Here is the Office of Intellectual Freedom’s Top Ten List of Frequently Challenged Books in 2012:
■ Captain Underpants (series), by Dav Pilkey (offensive language, unsuited for age group) TA: Exactly what were parents expecting from a book with this title?
■ The Absolutely True Diary of a Part-Time Indian, by Sherman Alexie (offensive language, racism, sexually explicit, unsuited for age group) TA: Oh noes, a young adult book that doesn’t treat the readers like kids!!
■ Thirteen Reasons Why, by Jay Asher (drugs/alcohol/smoking, sexually explicit, suicide, unsuited for age group) TA: Another young adult book that deals with real issues, can’t have that!
■ Fifty Shades of Grey, by E. L. James (offensive language, sexually explicit) TA: An erotica book that is sexually explicit….. Words to describe the stupid, fail me.
■ And Tango Makes Three, by Justin Richardson and Peter Parnell (homosexuality, unsuited for age group) TA: Based on real penguins, must be evil!!
■ The Kite Runner, by Khaled Hosseini (homosexuality, offensive language, religious viewpoint, sexually explicit) TA: Be warned, the characters aren’t white or Christian!!
■ Looking for Alaska, by John Green (offensive language, sexually explicit, unsuited for age group) TA: Written by John Green, so clearly the complainants were too stupid to enjoy the book.
■ Scary Stories(series), by Alvin Schwartz (unsuited for age group, violence) TA: The title clearly didn’t give the game away for some sensitive little souls.
■ The Glass Castle, by Jeannette Walls (offensive language, sexually explicit) TA: Real life is clearly too confronting for some readers.
■ Beloved, by Toni Morrison (sexually explicit, religious viewpoint, violence) TA: Someone clearly thinks that slavery is a lot more fun than the author portrayed it.
The thing I find striking about this top ten list is that the books are all multiple award winners (except that crud by EL James, which makes up for lack of awards with sales to keep a publishing house afloat). As such, I’d hazard a guess that most of the complaints are coming from people who haven’t read the book, nor let their little darlings near a book.

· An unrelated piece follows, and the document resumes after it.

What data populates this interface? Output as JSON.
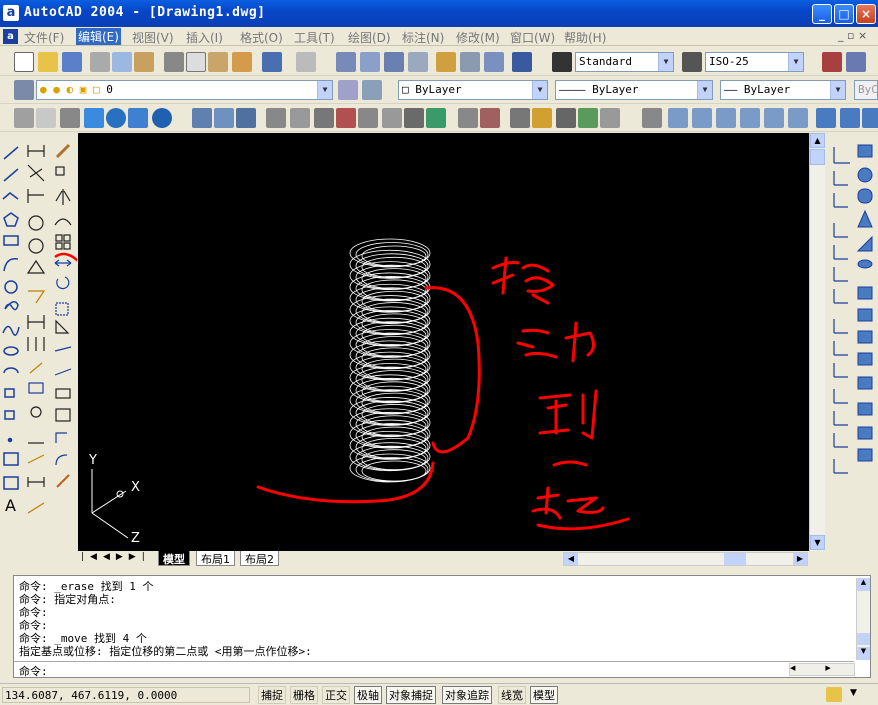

We can only hope that next year people are too busy reading good books to complain about them.